Exercise
Give an exact reproduction of the lines from the one with "Convert this screenshot" to the final line of the entries below, both ends included, and omit the pictures.

[Data records for software interfaces]
################

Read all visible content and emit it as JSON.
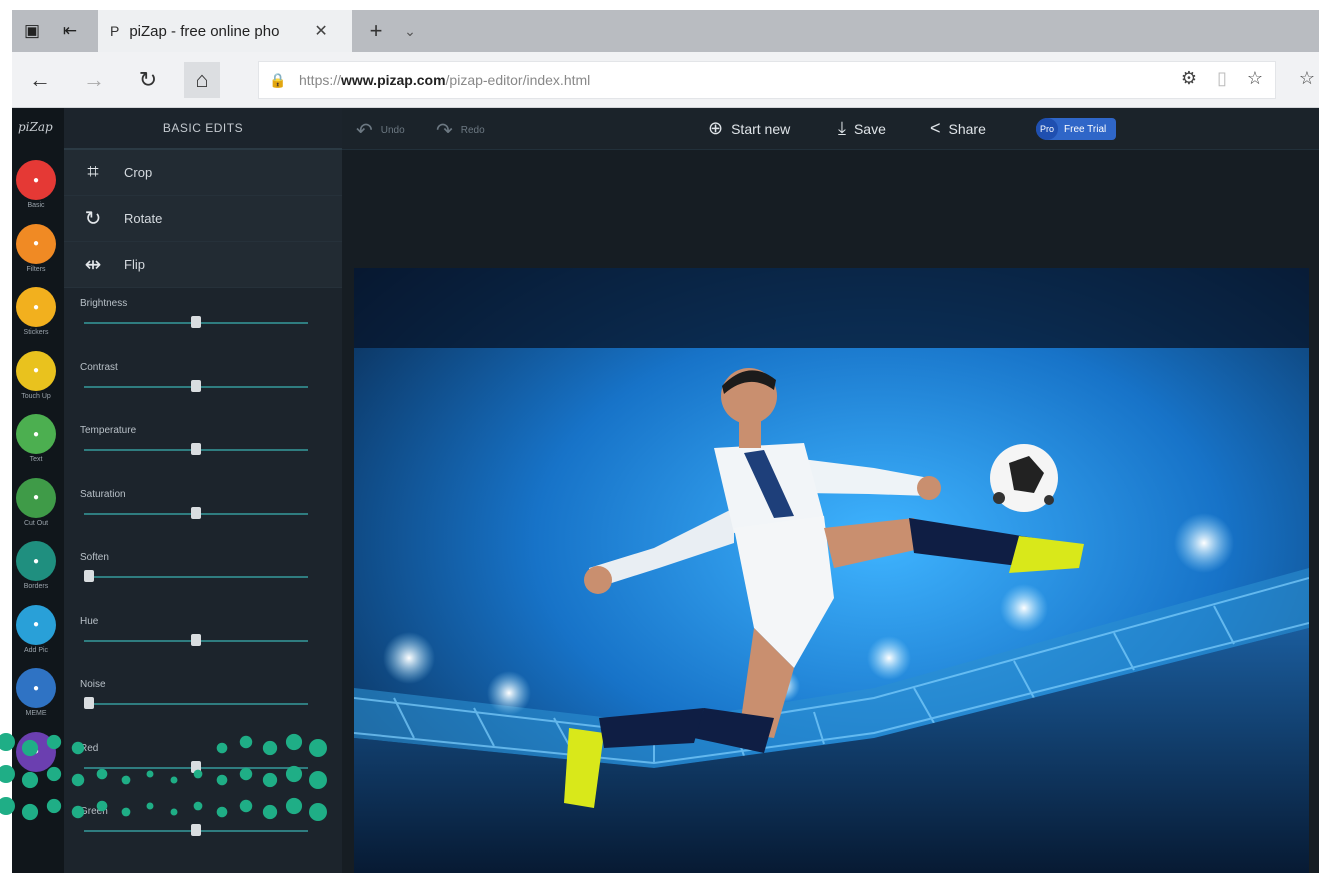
{
  "browser": {
    "tab_title": "piZap - free online pho",
    "address_url_prefix": "https://",
    "address_url_domain": "www.pizap.com",
    "address_url_path": "/pizap-editor/index.html"
  },
  "app": {
    "logo_text": "piZap",
    "panel_title": "BASIC EDITS",
    "tools": [
      {
        "label": "Crop",
        "icon": "crop-icon"
      },
      {
        "label": "Rotate",
        "icon": "rotate-icon"
      },
      {
        "label": "Flip",
        "icon": "flip-icon"
      }
    ],
    "sliders": [
      {
        "label": "Brightness",
        "value": 0.5
      },
      {
        "label": "Contrast",
        "value": 0.5
      },
      {
        "label": "Temperature",
        "value": 0.5
      },
      {
        "label": "Saturation",
        "value": 0.5
      },
      {
        "label": "Soften",
        "value": 0.0
      },
      {
        "label": "Hue",
        "value": 0.5
      },
      {
        "label": "Noise",
        "value": 0.0
      },
      {
        "label": "Red",
        "value": 0.5
      },
      {
        "label": "Green",
        "value": 0.5
      }
    ],
    "rail": [
      {
        "label": "Basic",
        "color": "#e53935",
        "icon": "basic-icon"
      },
      {
        "label": "Filters",
        "color": "#f08a24",
        "icon": "filters-icon"
      },
      {
        "label": "Stickers",
        "color": "#f2b01e",
        "icon": "stickers-icon"
      },
      {
        "label": "Touch Up",
        "color": "#e9c21e",
        "icon": "touch-up-icon"
      },
      {
        "label": "Text",
        "color": "#4caf50",
        "icon": "text-icon"
      },
      {
        "label": "Cut Out",
        "color": "#3f9b48",
        "icon": "cut-out-icon"
      },
      {
        "label": "Borders",
        "color": "#1f8f7f",
        "icon": "borders-icon"
      },
      {
        "label": "Add Pic",
        "color": "#29a0d8",
        "icon": "add-pic-icon"
      },
      {
        "label": "MEME",
        "color": "#2f73c4",
        "icon": "meme-icon"
      },
      {
        "label": "",
        "color": "#6b3fb0",
        "icon": "paint-icon"
      }
    ],
    "topbar": {
      "undo": "Undo",
      "redo": "Redo",
      "start_new": "Start new",
      "save": "Save",
      "share": "Share",
      "pro_badge": "Pro",
      "free_trial": "Free Trial"
    }
  },
  "colors": {
    "slider_track": "#2f7d80",
    "pro_blue": "#2f66c8",
    "dots": "#1fae86"
  }
}
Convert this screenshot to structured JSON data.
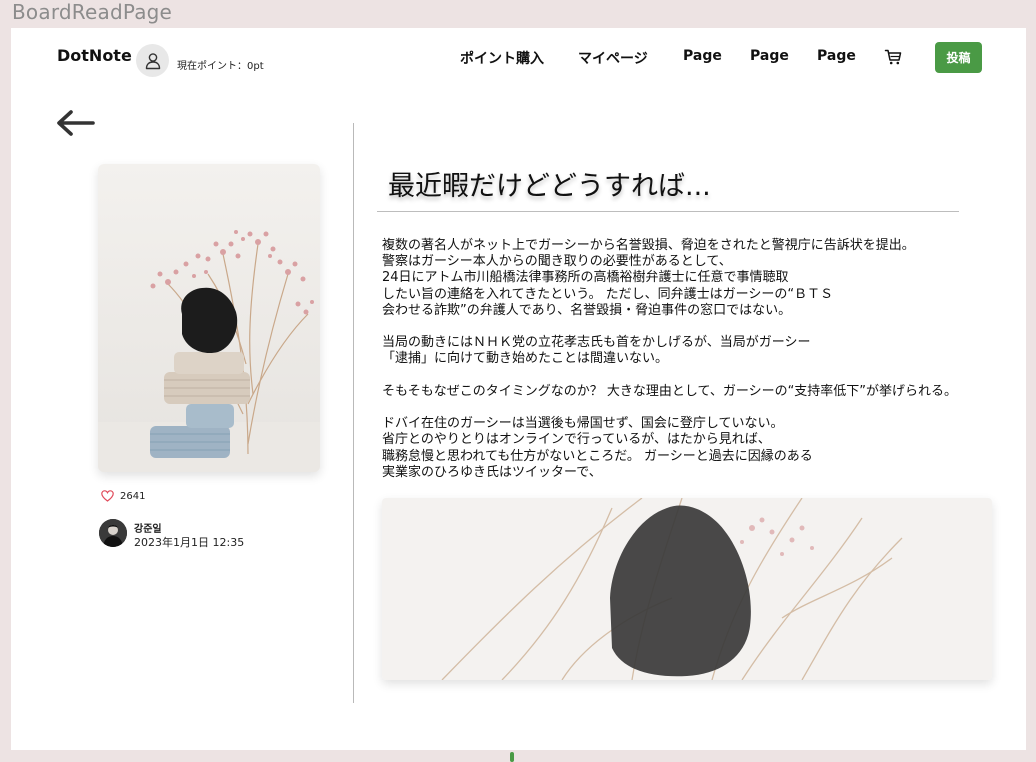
{
  "frame": {
    "label": "BoardReadPage"
  },
  "header": {
    "logo": "DotNote",
    "points_label": "現在ポイント：0pt",
    "nav": [
      "ポイント購入",
      "マイページ",
      "Page",
      "Page",
      "Page"
    ],
    "post_button": "投稿",
    "accent_color": "#4a9a45"
  },
  "post": {
    "likes": "2641",
    "author": {
      "name": "강준일",
      "date": "2023年1月1日 12:35"
    },
    "title": "最近暇だけどどうすれば...",
    "paragraphs": [
      [
        "複数の著名人がネット上でガーシーから名誉毀損、脅迫をされたと警視庁に告訴状を提出。",
        "警察はガーシー本人からの聞き取りの必要性があるとして、",
        "24日にアトム市川船橋法律事務所の高橋裕樹弁護士に任意で事情聴取",
        "したい旨の連絡を入れてきたという。 ただし、同弁護士はガーシーの“ＢＴＳ",
        "会わせる詐欺”の弁護人であり、名誉毀損・脅迫事件の窓口ではない。"
      ],
      [
        "当局の動きにはＮＨＫ党の立花孝志氏も首をかしげるが、当局がガーシー",
        "「逮捕」に向けて動き始めたことは間違いない。"
      ],
      [
        "そもそもなぜこのタイミングなのか？ 大きな理由として、ガーシーの“支持率低下”が挙げられる。"
      ],
      [
        "ドバイ在住のガーシーは当選後も帰国せず、国会に登庁していない。",
        "省庁とのやりとりはオンラインで行っているが、はたから見れば、",
        "職務怠慢と思われても仕方がないところだ。 ガーシーと過去に因縁のある",
        "実業家のひろゆき氏はツイッターで、"
      ]
    ]
  }
}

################

Response for this exercise
Convert this screenshot to structured JSON data.
{
  "frame": {
    "label": "BoardReadPage"
  },
  "header": {
    "logo": "DotNote",
    "points_label": "現在ポイント：0pt",
    "nav": [
      "ポイント購入",
      "マイページ",
      "Page",
      "Page",
      "Page"
    ],
    "post_button": "投稿",
    "accent_color": "#4a9a45"
  },
  "post": {
    "likes": "2641",
    "author": {
      "name": "강준일",
      "date": "2023年1月1日 12:35"
    },
    "title": "最近暇だけどどうすれば...",
    "paragraphs": [
      [
        "複数の著名人がネット上でガーシーから名誉毀損、脅迫をされたと警視庁に告訴状を提出。",
        "警察はガーシー本人からの聞き取りの必要性があるとして、",
        "24日にアトム市川船橋法律事務所の高橋裕樹弁護士に任意で事情聴取",
        "したい旨の連絡を入れてきたという。 ただし、同弁護士はガーシーの“ＢＴＳ",
        "会わせる詐欺”の弁護人であり、名誉毀損・脅迫事件の窓口ではない。"
      ],
      [
        "当局の動きにはＮＨＫ党の立花孝志氏も首をかしげるが、当局がガーシー",
        "「逮捕」に向けて動き始めたことは間違いない。"
      ],
      [
        "そもそもなぜこのタイミングなのか？ 大きな理由として、ガーシーの“支持率低下”が挙げられる。"
      ],
      [
        "ドバイ在住のガーシーは当選後も帰国せず、国会に登庁していない。",
        "省庁とのやりとりはオンラインで行っているが、はたから見れば、",
        "職務怠慢と思われても仕方がないところだ。 ガーシーと過去に因縁のある",
        "実業家のひろゆき氏はツイッターで、"
      ]
    ]
  }
}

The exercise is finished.